Data records for software interfaces:
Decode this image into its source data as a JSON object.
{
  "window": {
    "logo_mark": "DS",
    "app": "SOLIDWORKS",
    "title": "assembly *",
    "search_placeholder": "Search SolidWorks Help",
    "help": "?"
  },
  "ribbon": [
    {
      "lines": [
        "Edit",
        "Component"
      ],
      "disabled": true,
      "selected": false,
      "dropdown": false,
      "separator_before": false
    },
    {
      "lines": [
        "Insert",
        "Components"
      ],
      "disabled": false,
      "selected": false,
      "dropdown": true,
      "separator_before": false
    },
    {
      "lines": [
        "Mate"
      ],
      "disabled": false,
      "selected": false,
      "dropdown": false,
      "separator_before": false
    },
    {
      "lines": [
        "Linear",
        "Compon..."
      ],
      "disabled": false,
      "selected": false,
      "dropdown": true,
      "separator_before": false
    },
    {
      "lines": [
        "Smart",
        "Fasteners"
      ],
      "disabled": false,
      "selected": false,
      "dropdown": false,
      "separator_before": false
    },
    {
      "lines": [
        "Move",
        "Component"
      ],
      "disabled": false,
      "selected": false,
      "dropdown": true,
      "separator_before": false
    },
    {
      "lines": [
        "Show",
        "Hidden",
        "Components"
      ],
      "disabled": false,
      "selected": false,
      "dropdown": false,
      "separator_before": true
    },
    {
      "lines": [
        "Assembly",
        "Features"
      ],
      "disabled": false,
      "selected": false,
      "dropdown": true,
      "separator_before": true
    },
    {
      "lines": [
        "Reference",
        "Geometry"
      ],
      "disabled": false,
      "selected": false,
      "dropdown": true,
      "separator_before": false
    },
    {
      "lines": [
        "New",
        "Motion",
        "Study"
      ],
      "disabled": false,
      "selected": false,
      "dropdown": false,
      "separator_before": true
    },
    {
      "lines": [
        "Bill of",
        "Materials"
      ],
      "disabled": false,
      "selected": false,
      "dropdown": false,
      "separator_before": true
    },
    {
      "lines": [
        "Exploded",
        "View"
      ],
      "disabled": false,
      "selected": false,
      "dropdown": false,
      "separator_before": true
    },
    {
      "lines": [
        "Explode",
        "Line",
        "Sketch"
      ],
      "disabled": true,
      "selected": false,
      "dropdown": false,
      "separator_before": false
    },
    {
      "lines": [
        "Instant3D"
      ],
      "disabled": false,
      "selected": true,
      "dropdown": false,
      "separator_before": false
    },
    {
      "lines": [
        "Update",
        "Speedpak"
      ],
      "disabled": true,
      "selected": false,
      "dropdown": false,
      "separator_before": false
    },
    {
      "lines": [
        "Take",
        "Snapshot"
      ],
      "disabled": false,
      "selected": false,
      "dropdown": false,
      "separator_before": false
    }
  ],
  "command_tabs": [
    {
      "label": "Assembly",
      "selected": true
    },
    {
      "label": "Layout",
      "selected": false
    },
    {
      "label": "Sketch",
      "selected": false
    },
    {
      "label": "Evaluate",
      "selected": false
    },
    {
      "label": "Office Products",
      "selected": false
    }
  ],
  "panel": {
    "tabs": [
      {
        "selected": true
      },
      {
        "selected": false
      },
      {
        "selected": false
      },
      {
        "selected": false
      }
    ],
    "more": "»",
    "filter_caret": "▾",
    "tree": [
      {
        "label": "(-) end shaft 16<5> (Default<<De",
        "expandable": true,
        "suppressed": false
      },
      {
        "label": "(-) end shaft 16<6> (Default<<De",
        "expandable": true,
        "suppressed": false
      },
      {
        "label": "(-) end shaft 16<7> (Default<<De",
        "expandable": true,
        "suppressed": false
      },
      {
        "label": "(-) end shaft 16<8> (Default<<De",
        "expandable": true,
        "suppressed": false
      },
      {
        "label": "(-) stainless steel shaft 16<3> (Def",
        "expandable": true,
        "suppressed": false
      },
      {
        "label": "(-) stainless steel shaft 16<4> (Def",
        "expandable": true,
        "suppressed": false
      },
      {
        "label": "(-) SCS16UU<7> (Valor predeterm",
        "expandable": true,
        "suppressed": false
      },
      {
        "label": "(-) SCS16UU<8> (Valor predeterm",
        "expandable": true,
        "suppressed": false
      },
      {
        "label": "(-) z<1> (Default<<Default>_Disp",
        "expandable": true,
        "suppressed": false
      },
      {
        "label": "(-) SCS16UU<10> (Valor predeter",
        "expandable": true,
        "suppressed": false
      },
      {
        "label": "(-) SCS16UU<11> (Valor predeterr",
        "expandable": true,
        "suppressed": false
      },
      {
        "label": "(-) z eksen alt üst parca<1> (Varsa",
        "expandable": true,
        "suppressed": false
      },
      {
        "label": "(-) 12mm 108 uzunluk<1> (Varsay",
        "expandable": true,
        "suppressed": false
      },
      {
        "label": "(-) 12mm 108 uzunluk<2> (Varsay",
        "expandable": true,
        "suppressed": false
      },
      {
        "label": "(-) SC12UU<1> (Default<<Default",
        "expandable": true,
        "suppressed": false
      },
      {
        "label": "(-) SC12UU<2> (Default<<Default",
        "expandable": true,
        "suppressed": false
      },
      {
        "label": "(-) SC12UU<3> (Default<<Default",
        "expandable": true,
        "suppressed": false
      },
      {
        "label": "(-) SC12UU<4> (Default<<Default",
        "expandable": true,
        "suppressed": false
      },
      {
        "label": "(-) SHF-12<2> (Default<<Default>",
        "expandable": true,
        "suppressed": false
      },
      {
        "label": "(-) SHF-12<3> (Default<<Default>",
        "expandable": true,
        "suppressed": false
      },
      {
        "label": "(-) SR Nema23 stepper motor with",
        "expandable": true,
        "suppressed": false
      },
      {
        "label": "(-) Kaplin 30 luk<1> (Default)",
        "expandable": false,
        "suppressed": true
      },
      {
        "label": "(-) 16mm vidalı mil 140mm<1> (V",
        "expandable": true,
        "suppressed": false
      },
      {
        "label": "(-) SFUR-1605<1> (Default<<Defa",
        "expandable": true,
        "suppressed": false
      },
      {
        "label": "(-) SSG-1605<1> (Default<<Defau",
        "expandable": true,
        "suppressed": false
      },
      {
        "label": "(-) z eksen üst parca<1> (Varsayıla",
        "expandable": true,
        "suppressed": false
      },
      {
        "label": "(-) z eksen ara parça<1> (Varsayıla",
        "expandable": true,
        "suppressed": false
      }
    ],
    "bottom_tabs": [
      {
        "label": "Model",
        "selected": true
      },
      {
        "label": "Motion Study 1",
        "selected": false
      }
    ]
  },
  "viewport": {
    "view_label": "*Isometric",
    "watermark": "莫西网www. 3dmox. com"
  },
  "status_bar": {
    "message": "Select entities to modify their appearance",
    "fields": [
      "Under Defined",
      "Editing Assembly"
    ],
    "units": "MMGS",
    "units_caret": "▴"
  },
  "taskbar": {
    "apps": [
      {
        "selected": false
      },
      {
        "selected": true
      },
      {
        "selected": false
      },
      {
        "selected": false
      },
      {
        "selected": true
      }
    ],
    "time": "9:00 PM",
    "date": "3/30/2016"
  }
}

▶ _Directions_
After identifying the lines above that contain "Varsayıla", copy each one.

▶ _Written reply_
        "label": "(-) z eksen üst parca<1> (Varsayıla",
        "label": "(-) z eksen ara parça<1> (Varsayıla",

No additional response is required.